CETA New Haven Muralists
These handwritten signs, most on craft paper, were created by Ruth Resnick Johnson. Ruth captured the breadth of the CETA program in the large number of participants, volunteers and even the New Haveners who donated paint supplies and wall space. We would love to hear from anyone who worked with New Haven CETA, including the people listed here.
CETA in New Haven City Hall
In the late 1970s, the CETA program was intended to alleviate economic problems exacerbated by a recession, deindustrialization, structural racism and the disinvestment of American cities in a turn towards the suburbs. Mayor Frank Logue saw the arts as a way to benefit both the worker and the city and instructed his staff to pursue granting opportunities that would grow the program outward. Logue’s efforts were recognized nationally, and he was invited by Mayor Edward Koch of New York City to participate in a conference on “urban issues and the arts” (and to visit the first blockbuster art exhibit, on King Tutankhamun at the Metropolitan Museum of Art).
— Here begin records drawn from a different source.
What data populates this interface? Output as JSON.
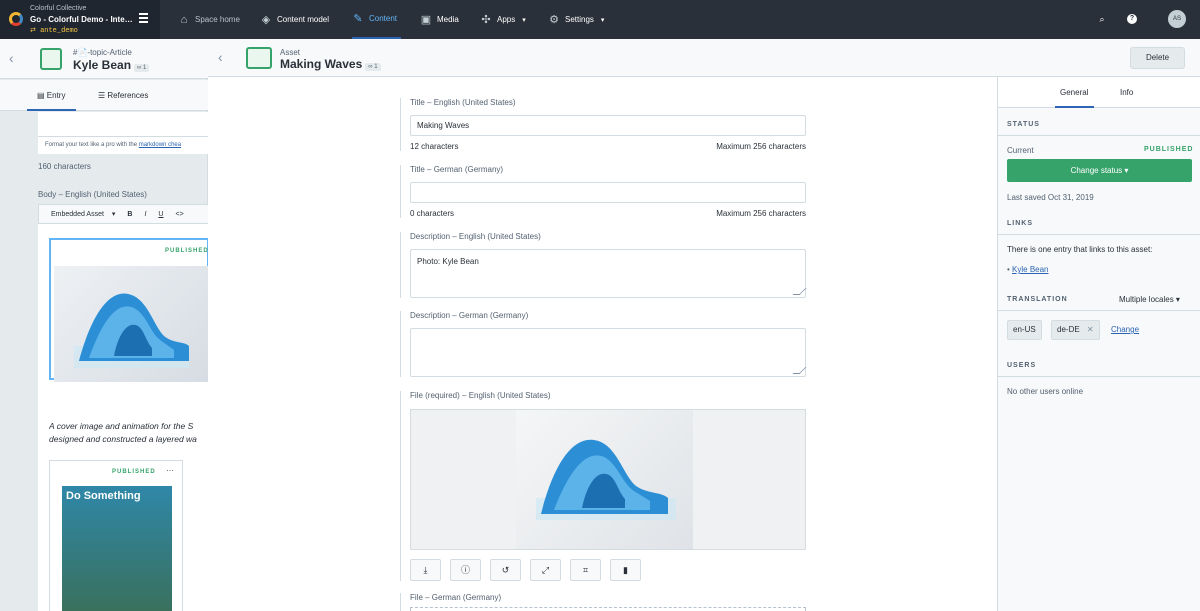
{
  "topbar": {
    "org_name": "Colorful Collective",
    "space_name": "Go - Colorful Demo - Inte…",
    "environment": "ante_demo",
    "nav": [
      "Space home",
      "Content model",
      "Content",
      "Media",
      "Apps",
      "Settings"
    ],
    "avatar_initials": "AS"
  },
  "entry": {
    "content_type": "#📄-topic-Article",
    "title": "Kyle Bean",
    "version": "1",
    "tabs": [
      "Entry",
      "References"
    ],
    "format_hint": "Format your text like a pro with the",
    "format_link": "markdown chea",
    "char_count": "160 characters",
    "body_label": "Body – English (United States)",
    "toolbar": {
      "embed": "Embedded Asset",
      "bold": "B",
      "italic": "I",
      "underline": "U",
      "code": "<>"
    },
    "embed_status": "PUBLISHED",
    "caption_line1": "A cover image and animation for the S",
    "caption_line2": "designed and constructed a layered wa",
    "embed2_status": "PUBLISHED",
    "embed2_menu": "···",
    "magazine_title": "Do Something"
  },
  "asset": {
    "type": "Asset",
    "title": "Making Waves",
    "version": "1",
    "delete_label": "Delete",
    "fields": {
      "title_en_label": "Title – English (United States)",
      "title_en_value": "Making Waves",
      "title_en_count": "12 characters",
      "title_de_label": "Title – German (Germany)",
      "title_de_value": "",
      "title_de_count": "0 characters",
      "max_chars": "Maximum 256 characters",
      "desc_en_label": "Description – English (United States)",
      "desc_en_value": "Photo: Kyle Bean",
      "desc_de_label": "Description – German (Germany)",
      "desc_de_value": "",
      "file_en_label": "File (required) – English (United States)",
      "file_de_label": "File – German (Germany)"
    },
    "file_actions": [
      "download-icon",
      "info-icon",
      "replace-icon",
      "resize-icon",
      "crop-icon",
      "trash-icon"
    ]
  },
  "sidebar": {
    "tabs": [
      "General",
      "Info"
    ],
    "status_heading": "STATUS",
    "current_label": "Current",
    "current_value": "PUBLISHED",
    "change_status": "Change status",
    "last_saved": "Last saved Oct 31, 2019",
    "links_heading": "LINKS",
    "links_text": "There is one entry that links to this asset:",
    "link_entry": "Kyle Bean",
    "translation_heading": "TRANSLATION",
    "translation_mode": "Multiple locales",
    "locales": [
      "en-US",
      "de-DE"
    ],
    "locale_change": "Change",
    "users_heading": "USERS",
    "users_text": "No other users online"
  },
  "colors": {
    "topbar": "#2a3039",
    "accent": "#2d64b3",
    "positive": "#36a36b"
  }
}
Explore CETA Documents from the Manuscripts & Archives, Yale University Library
While the national CETA administration had its own challenges due to uneven funding, management, and Federal oversight, locally, the artists working with CETA were kept on the payrolls for short periods of time, and therefore needed—as artists and creatives have since time immemorial—to continue to find ways to advance their own artistic work and potential careers. Terry Lennox and Ruth Resnick, two CETA mural team leaders who became friends, sought this out together by applying for and receiving Connecticut Commission on the Arts grant funds to create a mural for the Welfare Office, located at 196 Bassett Street in New Haven. The mural was painted on Masonite panels, and featured staff and community members. Placed in the lobby and in staff work areas, the mural became an issue when a partition wall was built and attached to the mural. Eventually the Masonite panels were removed. Their location remains unknown.
CETA around the U.S.
CETA programs existed all over the country. To explore these further, click the links on the map to delve into the research provided by Franklin & Marshall College in each one of the states listed. Each map pin and button below link to materials gathered for each State , territory, and organization that participated in the program.
If you have additional information to contribute, please contact the Public Art Archive team.